The clock that stood in the centre of the mantelshelf was always looked after by Dad and it was not to be touched by anyone else, to one side hanging on the wall was to be dad leather strap that he used to strap up his cut throat razor with, before shaving, and resting on the top of the bend of the flue from the old copper, was where dad kept his saving mug and razor, I was to get up to this shaving kit at one time, and had a go at strapping his razor as he did, but I was to finish up cutting his leather strap in half, I quite expected a good hiding from doing so, but I did not, but mother made him use a safety razor after this episode, and the cut throat razor was put away for safety reasons.

The table we had in the kitchen could be folded up, and put to one side on such times as bath night, or at other times when mother was very busy using the copper on wash days, mother used a large ladle to get the hot water from out of the copper with, and the large lid was always stood up at the back of the copper on its edge, this lid and mothers copper stick, would be white with the constant use of being subjected to boiling water, for mother would hold this large stick in her hand, with one end under her forearm for leverage, in order to lift out the large bed sheets from out of the copper and into the sink, where by she would fold it up, and put it through the large mangle, mother would let us try to turn the handle of this mangle, but it was always to hard for us to do so until we grew up and were stronger.

If and when we played mother up, she would make a dash for this large copper stick, and if we were not quick enough, we soon felt the end of it, mother stood over six feet tall in her prime, she was a large lady, her hand hurt us more that the copper stick did.

I think what with all the water she had to carry from the water pump, either for drinking, or at bath times when the barrels were empty by the back door, when and if she had run out of soft rain water, along with doing all the heavy washing and mangling etc, made the women of the day very strong through all the hard work, for myself I was the forth child out of mothers seven children, I think that alone bringing us up was enough for her to do, let alone anything else.

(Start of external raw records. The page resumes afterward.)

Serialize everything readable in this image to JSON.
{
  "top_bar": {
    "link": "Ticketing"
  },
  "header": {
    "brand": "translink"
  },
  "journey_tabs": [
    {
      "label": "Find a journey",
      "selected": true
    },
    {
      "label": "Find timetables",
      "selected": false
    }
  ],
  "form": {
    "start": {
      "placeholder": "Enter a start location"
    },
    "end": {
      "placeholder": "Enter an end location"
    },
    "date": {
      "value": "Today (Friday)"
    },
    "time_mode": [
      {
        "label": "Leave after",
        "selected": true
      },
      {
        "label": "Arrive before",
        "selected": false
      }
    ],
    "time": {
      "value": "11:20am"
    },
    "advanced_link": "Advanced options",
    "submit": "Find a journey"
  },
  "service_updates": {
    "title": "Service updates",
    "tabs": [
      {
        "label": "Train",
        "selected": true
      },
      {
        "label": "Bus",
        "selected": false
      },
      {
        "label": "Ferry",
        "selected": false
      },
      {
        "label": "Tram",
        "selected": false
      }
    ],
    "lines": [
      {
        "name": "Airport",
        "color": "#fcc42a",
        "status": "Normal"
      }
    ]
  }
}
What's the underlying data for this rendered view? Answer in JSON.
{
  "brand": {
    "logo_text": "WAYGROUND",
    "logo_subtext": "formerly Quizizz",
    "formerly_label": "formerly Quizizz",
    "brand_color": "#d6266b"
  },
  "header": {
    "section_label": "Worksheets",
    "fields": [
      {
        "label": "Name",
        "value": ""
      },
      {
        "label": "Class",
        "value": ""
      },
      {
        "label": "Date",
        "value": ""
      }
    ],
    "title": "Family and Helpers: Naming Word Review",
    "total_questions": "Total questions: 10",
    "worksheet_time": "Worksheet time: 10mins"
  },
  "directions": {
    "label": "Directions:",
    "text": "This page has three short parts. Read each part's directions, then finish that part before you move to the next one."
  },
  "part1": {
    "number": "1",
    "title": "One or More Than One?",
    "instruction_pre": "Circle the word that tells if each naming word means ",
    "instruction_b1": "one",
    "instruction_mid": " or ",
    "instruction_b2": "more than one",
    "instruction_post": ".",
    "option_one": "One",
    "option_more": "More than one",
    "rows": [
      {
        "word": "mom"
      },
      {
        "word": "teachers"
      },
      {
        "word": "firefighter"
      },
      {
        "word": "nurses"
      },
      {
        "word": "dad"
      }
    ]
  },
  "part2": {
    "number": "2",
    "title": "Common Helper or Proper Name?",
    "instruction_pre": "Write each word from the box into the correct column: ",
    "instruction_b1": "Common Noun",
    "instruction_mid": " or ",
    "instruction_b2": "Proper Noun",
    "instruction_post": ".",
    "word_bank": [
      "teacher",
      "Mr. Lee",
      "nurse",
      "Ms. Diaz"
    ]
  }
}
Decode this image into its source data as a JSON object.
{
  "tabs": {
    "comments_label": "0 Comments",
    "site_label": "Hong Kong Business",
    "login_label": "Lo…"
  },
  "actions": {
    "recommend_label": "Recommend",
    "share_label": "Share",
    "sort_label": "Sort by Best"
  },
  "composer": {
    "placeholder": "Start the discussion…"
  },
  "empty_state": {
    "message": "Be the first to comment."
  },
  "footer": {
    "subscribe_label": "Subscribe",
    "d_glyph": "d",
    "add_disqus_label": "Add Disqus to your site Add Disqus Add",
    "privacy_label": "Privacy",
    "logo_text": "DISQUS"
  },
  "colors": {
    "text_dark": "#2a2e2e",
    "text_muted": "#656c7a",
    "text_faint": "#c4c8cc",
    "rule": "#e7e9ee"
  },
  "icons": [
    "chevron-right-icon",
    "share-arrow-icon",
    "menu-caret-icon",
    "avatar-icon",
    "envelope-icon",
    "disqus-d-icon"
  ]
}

I think the only draw back for mother with the kitchen up Camp Hill, compared with the kitchen that we had down the old house, was that mother down the old house could tip the bath tub up, and spill the water out from the tin bath onto the floor and by doing so she could with a yard brush clean the floor with the hot water, followed by just sweeping it out of the doorway into the yard, for there were no sills on the old house doorway, only a groove in the York stone slab flooring where they were worn away over the years, the old house door had a threshold board that was put into place when it was wet or snowy, to stop the wet from coming under the door.

The house up Camp Hill had a door sill, it not only kept the water out, but if and when the floor got wet, it meant a lot of mopping up with mop and bucket.

Every bath night from 1944 onwards, several of the women from either blocks of the houses would always be in our kitchen talking to mother and drinking tea, until us young boys grew up, and we would not bathe with any ones else in the room other than mother.

While we were having our bath, mother would wash the clothes that we had taken off, and they would be dried out ready for us to put back on in the morning. 

As to the bath water, whether anyone else used or got into this water after we had been sent to bed I do not know, but in some houses the water was never thrown away until everyone in the house had a bath using the same water.

All the ashes from the kitchen fire grate were to be spread up the garden path from top to bottom, all one hundred and ten yards of it, for it was twenty pole of land with another twenty pole over the other side of the gardens, Gayton Road side of the plot, Forty pole of land to each house at the time.

The ashes from under the copper, due to them be of all wood ash, were to be spread onto the garden as it was good for the soil, as was the amount of times the toilet bucket was emptied on to it as well.

Some ashes were saved to put into the toilet bucket on the days the smell was strong from it, especially on the very long hot summer days.

It was just the way things were for us at the time, with our once a week bath.

Stanley J oseph Clark.